FILE - President Barack Obama delivers remarks at the Department of Homeland Security on his FY2016 budget proposal, Feb. 2, 2015.
FILE - President Barack Obama delivers remarks at the Department of Homeland Security on his FY2016 budget proposal, Feb. 2, 2015.

One of the enduring themes of the U.S. presidency of Barack Obama has been the contentious fights with Republican lawmakers over government spending priorities.

Time and again, the White House and Congressional Republicans have sparred over his proposals to spend more money for domestic programs, such as health-care reforms, more massive construction investment to fix the country’s deteriorating infrastructure, and environmental regulations. He often called for higher taxes on the wealthiest Americans.

In turn, conservative Republicans have sought to boost government spending on defense and national security programs as the threat of international terrorism has grown, while trimming spending on programs inside the United States. Spurred on by conservative activists across the country, the Republican lawmakers sought to cut the size of government, and only once agreed to higher taxes on the most affluent.

Now, as Obama enters the last 15 months of his presidency, before departing the White House in January 2017, the end of the budget battles may be at hand.
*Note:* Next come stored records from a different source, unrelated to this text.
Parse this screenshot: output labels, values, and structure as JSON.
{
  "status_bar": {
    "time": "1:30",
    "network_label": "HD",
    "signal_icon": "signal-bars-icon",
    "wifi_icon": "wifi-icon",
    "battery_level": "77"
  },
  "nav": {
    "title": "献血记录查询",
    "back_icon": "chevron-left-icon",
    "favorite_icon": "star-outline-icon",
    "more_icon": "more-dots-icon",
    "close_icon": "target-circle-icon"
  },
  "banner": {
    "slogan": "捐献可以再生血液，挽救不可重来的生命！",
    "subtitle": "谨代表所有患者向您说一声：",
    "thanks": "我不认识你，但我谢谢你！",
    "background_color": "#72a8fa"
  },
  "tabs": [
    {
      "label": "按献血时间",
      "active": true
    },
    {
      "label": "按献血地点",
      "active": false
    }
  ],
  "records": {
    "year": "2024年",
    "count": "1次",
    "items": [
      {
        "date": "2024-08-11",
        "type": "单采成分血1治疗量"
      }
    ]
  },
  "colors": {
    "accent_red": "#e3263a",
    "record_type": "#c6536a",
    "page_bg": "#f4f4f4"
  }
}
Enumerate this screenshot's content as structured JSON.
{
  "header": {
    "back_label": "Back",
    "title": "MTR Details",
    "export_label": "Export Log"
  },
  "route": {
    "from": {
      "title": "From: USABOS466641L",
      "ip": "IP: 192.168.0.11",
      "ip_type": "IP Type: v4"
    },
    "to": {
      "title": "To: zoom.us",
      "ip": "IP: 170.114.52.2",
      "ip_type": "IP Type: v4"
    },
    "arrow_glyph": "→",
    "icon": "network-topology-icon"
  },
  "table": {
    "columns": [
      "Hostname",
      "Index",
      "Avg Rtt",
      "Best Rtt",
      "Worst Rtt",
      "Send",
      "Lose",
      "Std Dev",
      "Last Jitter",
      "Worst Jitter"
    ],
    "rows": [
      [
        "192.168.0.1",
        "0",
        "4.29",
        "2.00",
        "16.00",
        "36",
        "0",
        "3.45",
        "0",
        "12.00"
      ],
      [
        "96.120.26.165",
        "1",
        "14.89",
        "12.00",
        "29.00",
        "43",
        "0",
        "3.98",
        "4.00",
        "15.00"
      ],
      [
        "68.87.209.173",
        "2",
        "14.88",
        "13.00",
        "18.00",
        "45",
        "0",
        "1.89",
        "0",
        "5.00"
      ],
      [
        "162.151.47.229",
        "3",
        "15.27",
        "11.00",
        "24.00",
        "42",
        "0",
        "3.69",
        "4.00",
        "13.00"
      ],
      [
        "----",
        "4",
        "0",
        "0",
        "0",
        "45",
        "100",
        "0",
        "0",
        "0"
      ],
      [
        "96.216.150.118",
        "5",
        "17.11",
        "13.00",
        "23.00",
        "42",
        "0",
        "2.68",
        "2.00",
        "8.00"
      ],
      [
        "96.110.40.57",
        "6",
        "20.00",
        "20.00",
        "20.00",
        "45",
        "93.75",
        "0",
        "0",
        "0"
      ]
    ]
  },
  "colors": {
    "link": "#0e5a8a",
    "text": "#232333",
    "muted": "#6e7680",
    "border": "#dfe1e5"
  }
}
While there are still likely to be tempests over the level of spending for individual programs, Congress completed work early Friday on a spending plan that carries into March 2017 and also increased the country’s borrowing authority. Obama says he will quickly sign the measure to avert the country’s latest financial cliffhanger, avoiding a first-ever default next week on the country’s long-term debt obligations.

From the earliest days in his first term in 2009, when Obama called for hundreds of billions in spending to help pull the world’s largest economy out of the biggest recession since the 1930s, through a lengthy fight that resulted in a 16-day partial government shutdown in 2013, and numerous spats since over lifting government spending caps, budget battles have been a Washington constant.

The 2013 government closure was spawned over funding to implement what came to be known as Obamacare, the large-scale national health-care reforms that Obama championed and Republicans have unsuccessfully sought to repeal on dozens of occasions. The law has helped millions of Americans buy health insurance, but millions more remain uninsured.

Other fights occurred with regularity over whether to boost the government’s borrowing authority, commonly known in Washington jargon as increasing the debt ceiling, now at more than $18 trillion. Obama and Democrats viewed the regular disputes as lifting the debt cap so the government could borrow more money to support spending — salaries for bureaucrats and troops, retirees' benefits, foreign assistance, health care and supplies for civilian workers and soldiers alike — that had already been authorized and approved by Congress. Republicans viewed this process as government spending run amok; they used debt-ceiling deadlines as a bargaining tool, trying to extract spending cuts from the president.

Obama and Republican leaders have, at various times, attempted to reach accord on a massive tax and spending agreement that could last for years. All those efforts failed. Everyone involved usually settled for more modest reforms covering as few months, until they faced a new deadline and another year’s budget turmoil.

In 2011, Obama and Congress agreed on the Budget Control Act, intended to set firm spending caps for the next decade. But as the new spending limits came up, year by year, Obama and Congress back-tracked, finding new ways to lift spending, increasing the country’s long-term debt but also boosting spending for favored defense and domestic programs.

Democratic and Republican leaders took the same path this week in reaching the new agreement with Obama, adding $80 billion in spending over the next two years, split evenly between domestic and defense programs.

As in years past, the lawmakers agreed that the pact was not ideal, and not everything that either side wanted.

But it was a deal, and because it extends into the first quarter of 2017, it could be the last of the Obama presidency.